• _TASK STATEMENT_: A copy is needed of each line in the records that has the word "image".

• _SUPPLIED DATA_:
◆ ◆ ◆
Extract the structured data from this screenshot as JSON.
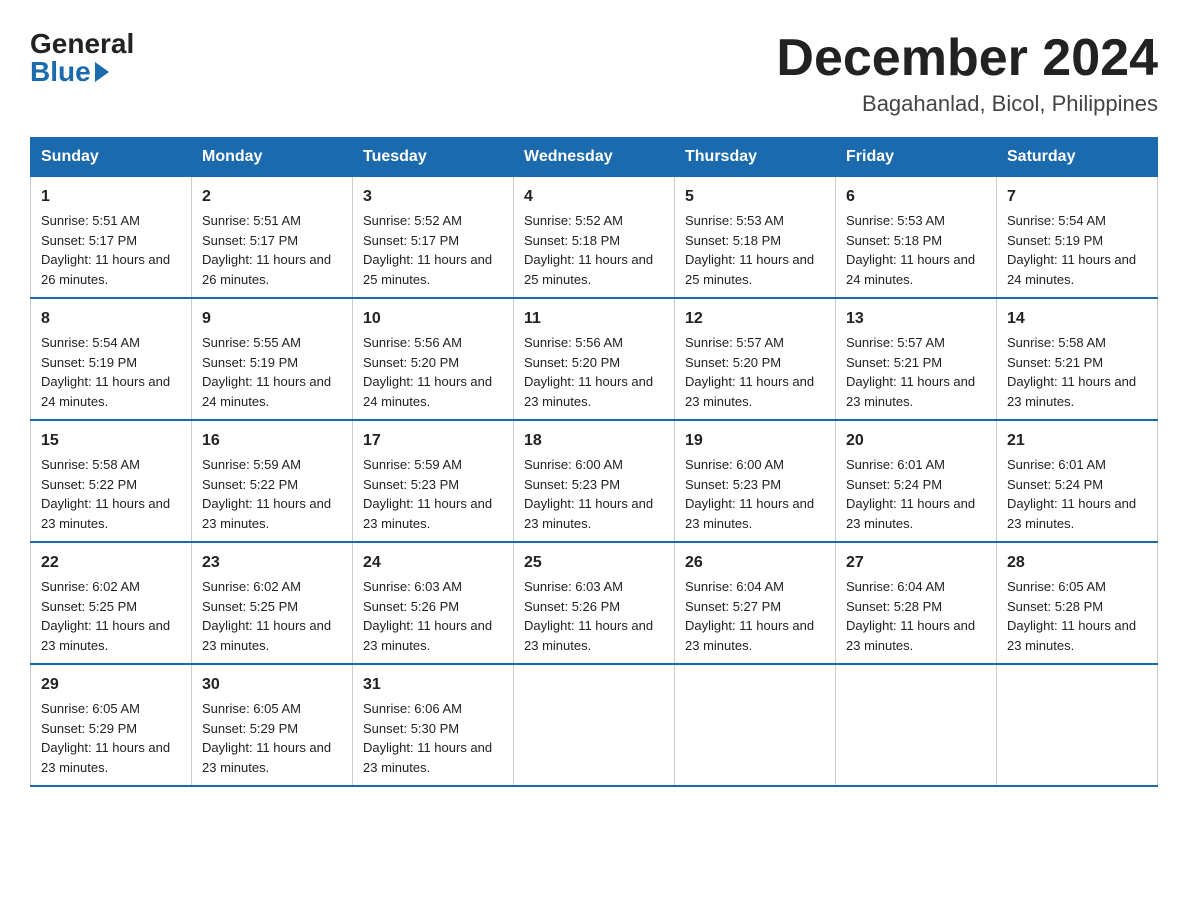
{
  "logo": {
    "general": "General",
    "blue": "Blue"
  },
  "title": "December 2024",
  "subtitle": "Bagahanlad, Bicol, Philippines",
  "weekdays": [
    "Sunday",
    "Monday",
    "Tuesday",
    "Wednesday",
    "Thursday",
    "Friday",
    "Saturday"
  ],
  "weeks": [
    [
      {
        "day": "1",
        "sunrise": "5:51 AM",
        "sunset": "5:17 PM",
        "daylight": "11 hours and 26 minutes."
      },
      {
        "day": "2",
        "sunrise": "5:51 AM",
        "sunset": "5:17 PM",
        "daylight": "11 hours and 26 minutes."
      },
      {
        "day": "3",
        "sunrise": "5:52 AM",
        "sunset": "5:17 PM",
        "daylight": "11 hours and 25 minutes."
      },
      {
        "day": "4",
        "sunrise": "5:52 AM",
        "sunset": "5:18 PM",
        "daylight": "11 hours and 25 minutes."
      },
      {
        "day": "5",
        "sunrise": "5:53 AM",
        "sunset": "5:18 PM",
        "daylight": "11 hours and 25 minutes."
      },
      {
        "day": "6",
        "sunrise": "5:53 AM",
        "sunset": "5:18 PM",
        "daylight": "11 hours and 24 minutes."
      },
      {
        "day": "7",
        "sunrise": "5:54 AM",
        "sunset": "5:19 PM",
        "daylight": "11 hours and 24 minutes."
      }
    ],
    [
      {
        "day": "8",
        "sunrise": "5:54 AM",
        "sunset": "5:19 PM",
        "daylight": "11 hours and 24 minutes."
      },
      {
        "day": "9",
        "sunrise": "5:55 AM",
        "sunset": "5:19 PM",
        "daylight": "11 hours and 24 minutes."
      },
      {
        "day": "10",
        "sunrise": "5:56 AM",
        "sunset": "5:20 PM",
        "daylight": "11 hours and 24 minutes."
      },
      {
        "day": "11",
        "sunrise": "5:56 AM",
        "sunset": "5:20 PM",
        "daylight": "11 hours and 23 minutes."
      },
      {
        "day": "12",
        "sunrise": "5:57 AM",
        "sunset": "5:20 PM",
        "daylight": "11 hours and 23 minutes."
      },
      {
        "day": "13",
        "sunrise": "5:57 AM",
        "sunset": "5:21 PM",
        "daylight": "11 hours and 23 minutes."
      },
      {
        "day": "14",
        "sunrise": "5:58 AM",
        "sunset": "5:21 PM",
        "daylight": "11 hours and 23 minutes."
      }
    ],
    [
      {
        "day": "15",
        "sunrise": "5:58 AM",
        "sunset": "5:22 PM",
        "daylight": "11 hours and 23 minutes."
      },
      {
        "day": "16",
        "sunrise": "5:59 AM",
        "sunset": "5:22 PM",
        "daylight": "11 hours and 23 minutes."
      },
      {
        "day": "17",
        "sunrise": "5:59 AM",
        "sunset": "5:23 PM",
        "daylight": "11 hours and 23 minutes."
      },
      {
        "day": "18",
        "sunrise": "6:00 AM",
        "sunset": "5:23 PM",
        "daylight": "11 hours and 23 minutes."
      },
      {
        "day": "19",
        "sunrise": "6:00 AM",
        "sunset": "5:23 PM",
        "daylight": "11 hours and 23 minutes."
      },
      {
        "day": "20",
        "sunrise": "6:01 AM",
        "sunset": "5:24 PM",
        "daylight": "11 hours and 23 minutes."
      },
      {
        "day": "21",
        "sunrise": "6:01 AM",
        "sunset": "5:24 PM",
        "daylight": "11 hours and 23 minutes."
      }
    ],
    [
      {
        "day": "22",
        "sunrise": "6:02 AM",
        "sunset": "5:25 PM",
        "daylight": "11 hours and 23 minutes."
      },
      {
        "day": "23",
        "sunrise": "6:02 AM",
        "sunset": "5:25 PM",
        "daylight": "11 hours and 23 minutes."
      },
      {
        "day": "24",
        "sunrise": "6:03 AM",
        "sunset": "5:26 PM",
        "daylight": "11 hours and 23 minutes."
      },
      {
        "day": "25",
        "sunrise": "6:03 AM",
        "sunset": "5:26 PM",
        "daylight": "11 hours and 23 minutes."
      },
      {
        "day": "26",
        "sunrise": "6:04 AM",
        "sunset": "5:27 PM",
        "daylight": "11 hours and 23 minutes."
      },
      {
        "day": "27",
        "sunrise": "6:04 AM",
        "sunset": "5:28 PM",
        "daylight": "11 hours and 23 minutes."
      },
      {
        "day": "28",
        "sunrise": "6:05 AM",
        "sunset": "5:28 PM",
        "daylight": "11 hours and 23 minutes."
      }
    ],
    [
      {
        "day": "29",
        "sunrise": "6:05 AM",
        "sunset": "5:29 PM",
        "daylight": "11 hours and 23 minutes."
      },
      {
        "day": "30",
        "sunrise": "6:05 AM",
        "sunset": "5:29 PM",
        "daylight": "11 hours and 23 minutes."
      },
      {
        "day": "31",
        "sunrise": "6:06 AM",
        "sunset": "5:30 PM",
        "daylight": "11 hours and 23 minutes."
      },
      null,
      null,
      null,
      null
    ]
  ],
  "labels": {
    "sunrise": "Sunrise:",
    "sunset": "Sunset:",
    "daylight": "Daylight:"
  }
}
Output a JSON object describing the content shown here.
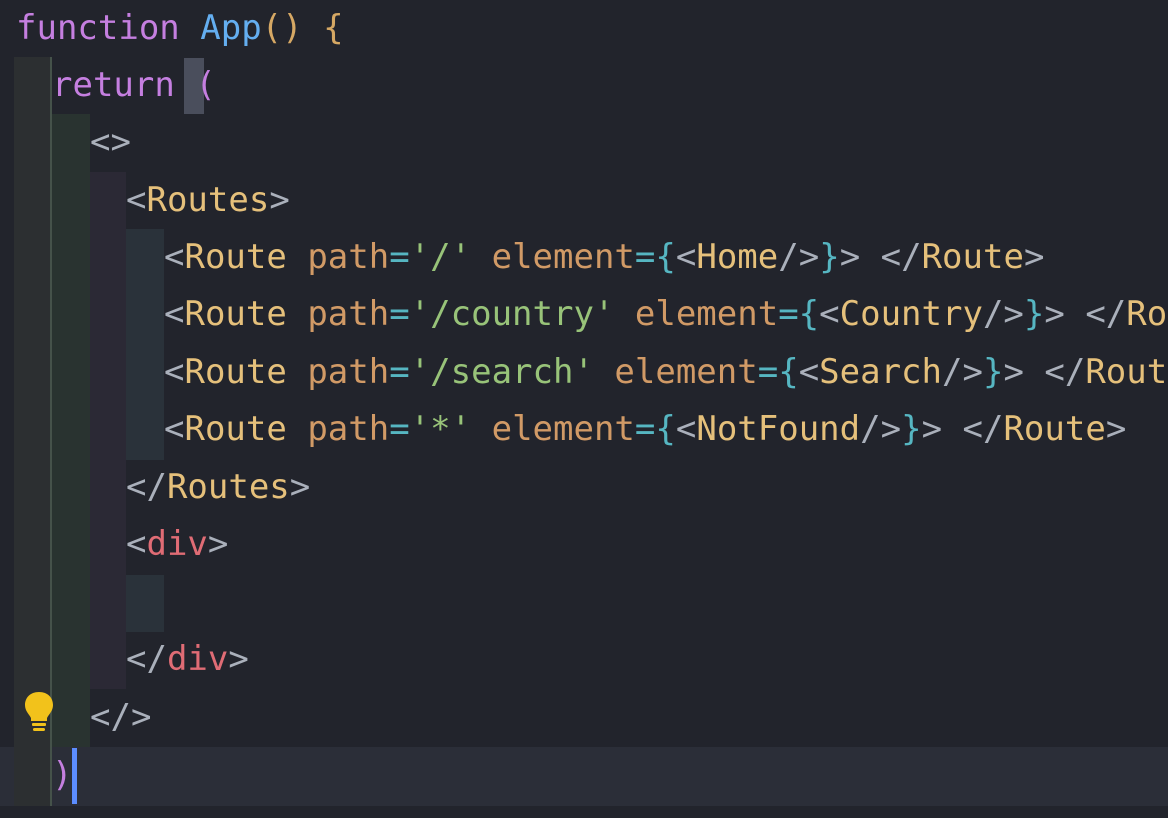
{
  "code": {
    "line1": {
      "keyword": "function",
      "name": "App",
      "parens": "()",
      "brace": "{"
    },
    "line2": {
      "keyword": "return",
      "paren": "("
    },
    "line3": {
      "fragment_open": "<>"
    },
    "line4": {
      "open": "<",
      "tag": "Routes",
      "close": ">"
    },
    "routes": [
      {
        "path": "'/'",
        "component": "Home"
      },
      {
        "path": "'/country'",
        "component": "Country"
      },
      {
        "path": "'/search'",
        "component": "Search"
      },
      {
        "path": "'*'",
        "component": "NotFound"
      }
    ],
    "route_tag": "Route",
    "attr_path": "path",
    "attr_element": "element",
    "line9": {
      "open": "</",
      "tag": "Routes",
      "close": ">"
    },
    "line10": {
      "open": "<",
      "tag": "div",
      "close": ">"
    },
    "line12": {
      "open": "</",
      "tag": "div",
      "close": ">"
    },
    "line13": {
      "fragment_close": "</>"
    },
    "line14": {
      "paren": ")"
    }
  },
  "icons": {
    "bulb": "lightbulb-icon"
  },
  "colors": {
    "background": "#22242c",
    "keyword": "#c57fe0",
    "function": "#64aef0",
    "tag": "#e5c07b",
    "html_tag": "#e06c75",
    "attribute": "#d19a66",
    "string": "#98c379",
    "operator": "#56b6c2",
    "cursor": "#5c8dff"
  }
}
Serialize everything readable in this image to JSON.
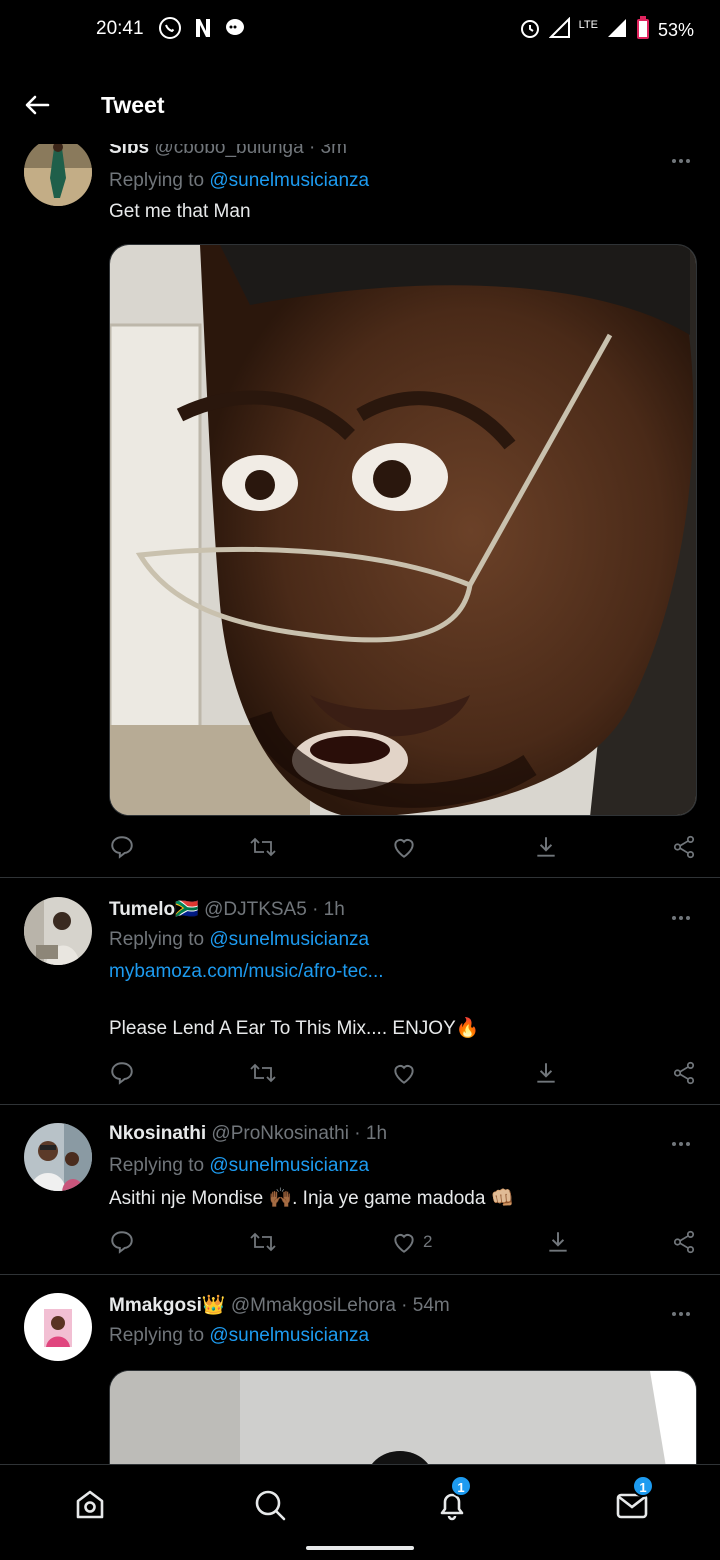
{
  "status_bar": {
    "time": "20:41",
    "network": "LTE",
    "battery": "53%",
    "icons": [
      "whatsapp-icon",
      "netflix-icon",
      "messenger-icon",
      "alarm-icon",
      "signal-icon",
      "battery-icon"
    ]
  },
  "header": {
    "title": "Tweet",
    "back_icon": "arrow-left-icon"
  },
  "tweets": [
    {
      "name": "Sibs",
      "handle": "@cbobo_bulunga",
      "time": "· 3m",
      "replying_prefix": "Replying to ",
      "replying_to": "@sunelmusicianza",
      "text": "Get me that Man",
      "has_media": true,
      "likes": ""
    },
    {
      "name": "Tumelo🇿🇦",
      "handle": "@DJTKSA5",
      "time": "· 1h",
      "replying_prefix": "Replying to ",
      "replying_to": "@sunelmusicianza",
      "link": "mybamoza.com/music/afro-tec...",
      "text": "Please Lend A Ear To This Mix.... ENJOY🔥",
      "likes": ""
    },
    {
      "name": "Nkosinathi",
      "handle": "@ProNkosinathi",
      "time": "· 1h",
      "replying_prefix": "Replying to ",
      "replying_to": "@sunelmusicianza",
      "text": "Asithi nje Mondise 🙌🏾. Inja ye game madoda 👊🏼",
      "likes": "2"
    },
    {
      "name": "Mmakgosi👑",
      "handle": "@MmakgosiLehora",
      "time": "· 54m",
      "replying_prefix": "Replying to ",
      "replying_to": "@sunelmusicianza",
      "has_media": true
    }
  ],
  "bottom_nav": {
    "items": [
      "home-icon",
      "search-icon",
      "notifications-icon",
      "messages-icon"
    ],
    "notifications_badge": "1",
    "messages_badge": "1"
  },
  "colors": {
    "accent": "#1d9bf0",
    "muted": "#71767b",
    "divider": "#2f3336",
    "background": "#000000"
  }
}
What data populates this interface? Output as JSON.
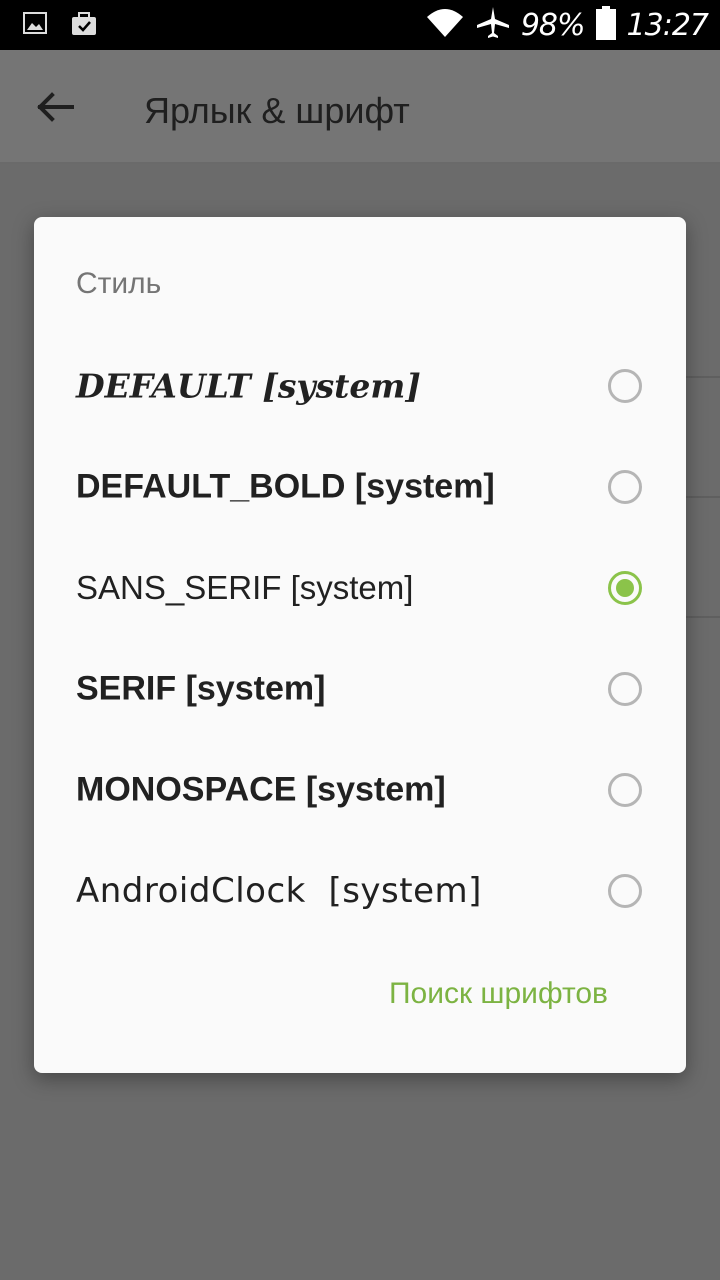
{
  "status_bar": {
    "battery": "98%",
    "time": "13:27",
    "icons": [
      "image-icon",
      "briefcase-check-icon",
      "wifi-icon",
      "airplane-icon",
      "battery-icon"
    ]
  },
  "app_bar": {
    "title": "Ярлык & шрифт",
    "back_icon": "arrow-left-icon"
  },
  "dialog": {
    "title": "Стиль",
    "options": [
      {
        "label": "DEFAULT [system]",
        "selected": false
      },
      {
        "label": "DEFAULT_BOLD [system]",
        "selected": false
      },
      {
        "label": "SANS_SERIF [system]",
        "selected": true
      },
      {
        "label": "SERIF [system]",
        "selected": false
      },
      {
        "label": "MONOSPACE [system]",
        "selected": false
      },
      {
        "label": "AndroidClock  [system]",
        "selected": false
      }
    ],
    "action_label": "Поиск шрифтов"
  },
  "colors": {
    "accent": "#8bc34a",
    "scrim": "#6b6b6b",
    "dialog_bg": "#fafafa"
  }
}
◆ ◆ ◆
• _EXPECTED ANSWER_:
Serialize everything readable in this image to JSON.
      "image-icon",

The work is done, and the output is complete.